* [REQUIREMENT]
Say how many lines in the entries contain "desc", giving only the number.

[Interface dataset entries]
========================
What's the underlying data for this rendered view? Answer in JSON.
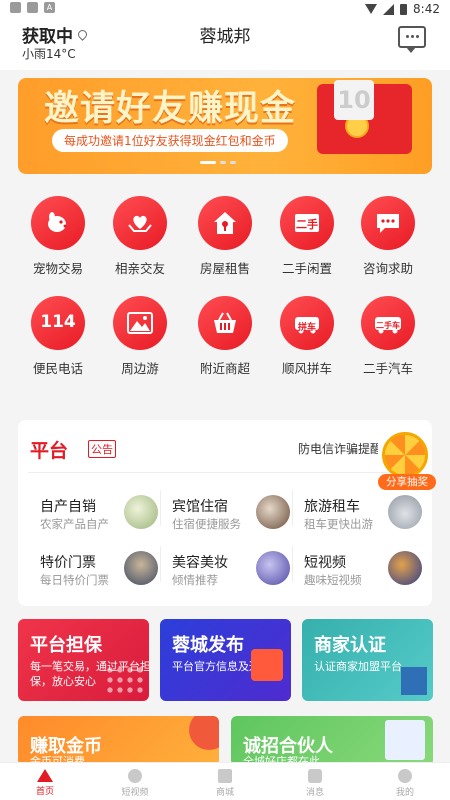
{
  "status_bar": {
    "time": "8:42",
    "left_icons": [
      "▪",
      "▪",
      "A"
    ]
  },
  "header": {
    "location": "获取中",
    "weather": "小雨14°C",
    "title": "蓉城邦"
  },
  "banner": {
    "title": "邀请好友赚现金",
    "subtitle": "每成功邀请1位好友获得现金红包和金币",
    "card_text": "10"
  },
  "services": [
    {
      "label": "宠物交易",
      "icon": "dog-icon"
    },
    {
      "label": "相亲交友",
      "icon": "heart-hands-icon"
    },
    {
      "label": "房屋租售",
      "icon": "house-key-icon"
    },
    {
      "label": "二手闲置",
      "icon": "secondhand-icon",
      "text": "二手"
    },
    {
      "label": "咨询求助",
      "icon": "chat-bubble-icon"
    },
    {
      "label": "便民电话",
      "icon": "phone-114-icon",
      "text": "114"
    },
    {
      "label": "周边游",
      "icon": "mountain-icon"
    },
    {
      "label": "附近商超",
      "icon": "basket-icon"
    },
    {
      "label": "顺风拼车",
      "icon": "carpool-icon",
      "text": "拼车"
    },
    {
      "label": "二手汽车",
      "icon": "used-car-icon",
      "text": "二手车"
    }
  ],
  "platform": {
    "title": "平台",
    "notice_tag": "公告",
    "notice_text": "防电信诈骗提醒,平",
    "lottery_label": "分享抽奖",
    "items": [
      {
        "title": "自产自销",
        "desc": "农家产品自产",
        "color": "#c9d6a8"
      },
      {
        "title": "宾馆住宿",
        "desc": "住宿便捷服务",
        "color": "#8a6a56"
      },
      {
        "title": "旅游租车",
        "desc": "租车更快出游",
        "color": "#b9bec7"
      },
      {
        "title": "特价门票",
        "desc": "每日特价门票",
        "color": "#4c5a78"
      },
      {
        "title": "美容美妆",
        "desc": "倾情推荐",
        "color": "#6b5fb5"
      },
      {
        "title": "短视频",
        "desc": "趣味短视频",
        "color": "#3d4fa0"
      }
    ]
  },
  "promos": [
    {
      "title": "平台担保",
      "desc": "每一笔交易，通过平台担保，放心安心"
    },
    {
      "title": "蓉城发布",
      "desc": "平台官方信息及通知"
    },
    {
      "title": "商家认证",
      "desc": "认证商家加盟平台"
    },
    {
      "title": "赚取金币",
      "desc": "金币可消费"
    },
    {
      "title": "诚招合伙人",
      "desc": "全城好店都在此"
    }
  ],
  "tabs": [
    {
      "label": "首页",
      "active": true
    },
    {
      "label": "短视频"
    },
    {
      "label": "商城"
    },
    {
      "label": "消息"
    },
    {
      "label": "我的"
    }
  ],
  "colors": {
    "brand_red": "#e21b24"
  }
}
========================
* [RESPONSE BOX]
11